India’s Army chief General Bipin Rawat is not someone who usually praises China. However, while speaking at a function in Delhi on March 13, he applauded Beijing's approach of simultaneously enhancing its military prowess with its rapid economic growth.
His argument was India should take same approach and increase its military expenditure to provide an enabling environment for the economic growth.
The vice chief of Army Staff has also told a parliamentary panel that this year’s Budget allocation is inadequate for the basic needs of the armed forces. It is understandable when the Army asks for more resources, however, when General Rawat makes comparisons with China he should know that while China spends for its military 1.9 per cent of its gross domestic products (GDP), India spends 2.5 per cent of its GDP.
India’s military expenditure of 2.5 per cent of the GDP is also higher than the global average, which is equivalent to 2.2 per cent of the global GDP.
General Rawat only sees that India spends on military $55 billion while China spends $225 billion. However, he ignores that fact that India’s GDP is US 2.2 trillion and China’s GDP has reached to $11.2 trillion.
While India’s Army generals are complaining about the Budget allocated to its military, the highly reputed Stockholm International Peace Research Institute (SIPRI) has released the latest data on the volume of international transfers of major weapons.
According to SIPRI data, India was the largest importer of major arms in the past five years, single-handedly buying 12 per cent of the global total.
India’s arms import has increased 24 per cent in the past five years compared with previous five years. American manufactures are the major beneficiaries of this increased arms import. In the past five years, India’s arms imports from the US has increased more than five times. While India’s arms import has increased substantially, the arms imports of Pakistan, with whom India has fought most of its wars since independence, has decreased by 36 per cent. So, why does the Indian Army still complain over the allocated Budget to the military?
In spite of a powerful section of the Indian media always highlighting the country’s slow and tedious process to buy arms from foreign manufacturers, India has been the largest arms purchaser in the world not only for the past five years, but also from the beginning of this century. Since 2000, according to SIPRI data, India has brought arms worth $46.8 billion compared with China’s $35 billion. Pakistan’s buying of any foreign military hardware becomes a sensational news in India. However, since 2000, Pakistan’s total purchase of arms from foreign market is only $14.4 billion.
It is not Pakistan’s army, but the China-Pakistan axis that has become the worry for Indian military. The good relationship between China and Pakistan is not a new development, but what is new is that India’s relations with China has reached a new low in the past two years.
For the first time since 1970s, India is seriously worried over the possibility of armed conflict with China.
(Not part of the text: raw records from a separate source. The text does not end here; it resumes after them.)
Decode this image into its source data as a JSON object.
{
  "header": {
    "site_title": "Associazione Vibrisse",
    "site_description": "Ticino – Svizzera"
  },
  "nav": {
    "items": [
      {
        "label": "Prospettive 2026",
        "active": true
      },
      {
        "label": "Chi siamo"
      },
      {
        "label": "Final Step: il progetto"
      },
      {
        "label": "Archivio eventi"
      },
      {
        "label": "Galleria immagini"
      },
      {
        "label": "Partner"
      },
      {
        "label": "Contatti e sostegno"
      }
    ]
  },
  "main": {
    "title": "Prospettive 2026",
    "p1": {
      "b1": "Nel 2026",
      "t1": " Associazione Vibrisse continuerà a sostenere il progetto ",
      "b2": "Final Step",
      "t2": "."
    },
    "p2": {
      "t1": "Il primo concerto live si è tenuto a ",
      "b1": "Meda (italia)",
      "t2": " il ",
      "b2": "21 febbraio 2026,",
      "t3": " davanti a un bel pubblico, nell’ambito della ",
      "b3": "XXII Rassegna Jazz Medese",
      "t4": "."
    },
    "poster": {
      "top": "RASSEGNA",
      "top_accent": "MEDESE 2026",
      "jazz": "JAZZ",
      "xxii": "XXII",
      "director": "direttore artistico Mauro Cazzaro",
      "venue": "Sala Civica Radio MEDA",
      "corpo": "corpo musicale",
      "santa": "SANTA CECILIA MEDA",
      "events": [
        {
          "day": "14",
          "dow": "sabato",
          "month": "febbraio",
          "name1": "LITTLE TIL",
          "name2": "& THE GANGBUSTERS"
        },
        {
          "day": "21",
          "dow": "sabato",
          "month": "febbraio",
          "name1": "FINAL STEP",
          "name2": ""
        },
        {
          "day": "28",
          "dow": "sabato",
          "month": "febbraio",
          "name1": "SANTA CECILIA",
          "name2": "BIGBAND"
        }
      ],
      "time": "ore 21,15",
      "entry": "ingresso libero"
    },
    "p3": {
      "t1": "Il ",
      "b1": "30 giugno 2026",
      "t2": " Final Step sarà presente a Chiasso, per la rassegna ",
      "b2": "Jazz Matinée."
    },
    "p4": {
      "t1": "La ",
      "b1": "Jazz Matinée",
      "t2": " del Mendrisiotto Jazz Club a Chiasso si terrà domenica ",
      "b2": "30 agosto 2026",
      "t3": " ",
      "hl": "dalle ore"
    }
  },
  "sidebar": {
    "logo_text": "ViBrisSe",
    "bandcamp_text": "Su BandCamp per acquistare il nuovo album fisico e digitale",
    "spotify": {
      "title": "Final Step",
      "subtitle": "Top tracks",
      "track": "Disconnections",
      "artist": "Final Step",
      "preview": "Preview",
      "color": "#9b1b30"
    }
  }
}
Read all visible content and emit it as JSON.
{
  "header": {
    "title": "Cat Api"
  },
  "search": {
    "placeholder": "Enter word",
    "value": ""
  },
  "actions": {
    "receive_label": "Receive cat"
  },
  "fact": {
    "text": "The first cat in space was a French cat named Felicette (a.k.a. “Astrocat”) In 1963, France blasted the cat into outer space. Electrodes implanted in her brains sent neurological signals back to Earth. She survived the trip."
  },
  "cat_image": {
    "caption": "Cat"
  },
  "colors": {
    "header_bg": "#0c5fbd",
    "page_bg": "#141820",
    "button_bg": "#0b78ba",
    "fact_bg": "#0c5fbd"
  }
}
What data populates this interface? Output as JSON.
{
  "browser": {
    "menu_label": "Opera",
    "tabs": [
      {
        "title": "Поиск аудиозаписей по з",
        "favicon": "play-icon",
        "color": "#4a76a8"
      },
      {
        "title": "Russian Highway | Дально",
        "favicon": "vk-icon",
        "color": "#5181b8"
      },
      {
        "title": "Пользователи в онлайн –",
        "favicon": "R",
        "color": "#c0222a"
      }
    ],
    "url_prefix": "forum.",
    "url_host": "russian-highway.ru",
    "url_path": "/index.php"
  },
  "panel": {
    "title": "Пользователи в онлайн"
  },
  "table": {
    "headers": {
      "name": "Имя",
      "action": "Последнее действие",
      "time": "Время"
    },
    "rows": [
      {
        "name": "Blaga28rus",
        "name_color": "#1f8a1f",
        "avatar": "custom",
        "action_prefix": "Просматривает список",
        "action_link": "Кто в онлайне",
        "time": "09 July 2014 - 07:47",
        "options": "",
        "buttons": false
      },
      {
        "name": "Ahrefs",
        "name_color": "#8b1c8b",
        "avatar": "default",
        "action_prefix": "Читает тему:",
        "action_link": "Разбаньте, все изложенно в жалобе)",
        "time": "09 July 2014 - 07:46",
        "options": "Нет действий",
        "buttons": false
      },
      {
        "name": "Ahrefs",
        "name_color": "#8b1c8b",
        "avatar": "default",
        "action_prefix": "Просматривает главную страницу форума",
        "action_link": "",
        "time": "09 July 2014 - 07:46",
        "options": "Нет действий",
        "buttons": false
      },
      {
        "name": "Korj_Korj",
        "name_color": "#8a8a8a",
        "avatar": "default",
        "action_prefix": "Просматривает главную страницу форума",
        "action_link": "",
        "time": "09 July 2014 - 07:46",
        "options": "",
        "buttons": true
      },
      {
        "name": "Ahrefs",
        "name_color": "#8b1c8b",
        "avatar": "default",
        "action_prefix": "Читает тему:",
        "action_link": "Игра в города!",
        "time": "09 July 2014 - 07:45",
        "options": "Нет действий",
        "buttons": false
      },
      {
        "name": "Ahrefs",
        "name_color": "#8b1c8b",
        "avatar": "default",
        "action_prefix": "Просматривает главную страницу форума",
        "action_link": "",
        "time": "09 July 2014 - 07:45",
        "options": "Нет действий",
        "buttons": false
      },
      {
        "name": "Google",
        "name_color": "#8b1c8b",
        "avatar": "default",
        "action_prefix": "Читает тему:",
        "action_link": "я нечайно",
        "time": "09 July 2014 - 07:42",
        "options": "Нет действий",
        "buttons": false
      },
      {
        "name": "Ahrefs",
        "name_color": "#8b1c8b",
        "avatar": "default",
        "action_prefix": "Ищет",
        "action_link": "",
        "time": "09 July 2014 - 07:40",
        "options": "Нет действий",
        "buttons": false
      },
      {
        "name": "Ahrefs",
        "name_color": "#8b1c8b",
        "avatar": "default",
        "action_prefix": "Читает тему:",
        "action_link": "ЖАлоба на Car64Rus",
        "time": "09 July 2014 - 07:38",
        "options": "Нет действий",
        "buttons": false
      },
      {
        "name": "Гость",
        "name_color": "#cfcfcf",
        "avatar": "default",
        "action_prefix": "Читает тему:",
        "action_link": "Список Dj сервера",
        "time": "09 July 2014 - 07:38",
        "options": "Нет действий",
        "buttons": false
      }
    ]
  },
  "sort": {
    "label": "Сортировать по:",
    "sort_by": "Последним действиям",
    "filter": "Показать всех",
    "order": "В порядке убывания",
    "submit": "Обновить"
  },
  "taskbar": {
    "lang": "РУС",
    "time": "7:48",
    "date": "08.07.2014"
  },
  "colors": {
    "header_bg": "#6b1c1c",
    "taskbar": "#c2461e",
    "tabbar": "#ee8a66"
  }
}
The Modi government’s signing of the Logistics Exchange Memorandum of Agreement (LEMOA) with the US, boycotting of China’s Belt and Road Forum (BRF) meeting and whimsical decision for an unnecessary standoff at Doklam have not only made China an open enemy, but have also given incentives to Beijing to not bond further with Islamabad as well as other key neighbors of India.
With achieving rapid economic development, China has not only become almost self-sufficient in producing its own weapons, but also according to the SIPRI data, it has become world’s fifth-largest arms exporter. Its arms export has increased by 38 per cent in the past five years compared to the previous period. Moreover, to add to India’s vulnerabilities, the major importers of Chinese arms are countries in India’s neighborhood.
As expected, Pakistan is the main recipient of Chinese arms export. However, countries like Bangladesh and Myanmar are also buying most of their arms from China. In this process, China, as Siemon Wezeman, senior researcher with the SIPRI Arms and Military Expenditure Programme, observes, "continues to strengthen its relations with Pakistan, Bangladesh and Myanmar through arms supplies".
As SIPRI data clearly says, India is not behind any country in buying its weapons. But, by buying more arms a country does not get peace and security. If that would have been the case, the West Asian region would have been the most peaceful region in the world and Saudi Arabia would have been most secured nation on earth.
When a country’s security is focused on buying more arms, this strategy rather buys more insecurity and vulnerabilities. As Jan Eliasson, former deputy secretary general of the UN and the present chair of the SIPRI governing board, rightly warns, “The increased flow of arms raises concerns over their impact on international peace and security.”
To feel secure, a country needs to know not only how powerful is its militarily, but also how strong its enemy states are. A smart foreign policy is a critical security provider for the country.
Indian Army is feeling vulnerable these days not because of less purchase of arms by the country, but because it faces a real threat of fighting war simultaneously on two fronts while the country is increasingly feeling lonely in the region.
For this increased insecurity, it is not the lack of arms, but the failed foreign policy of the Modi government that is to be blamed.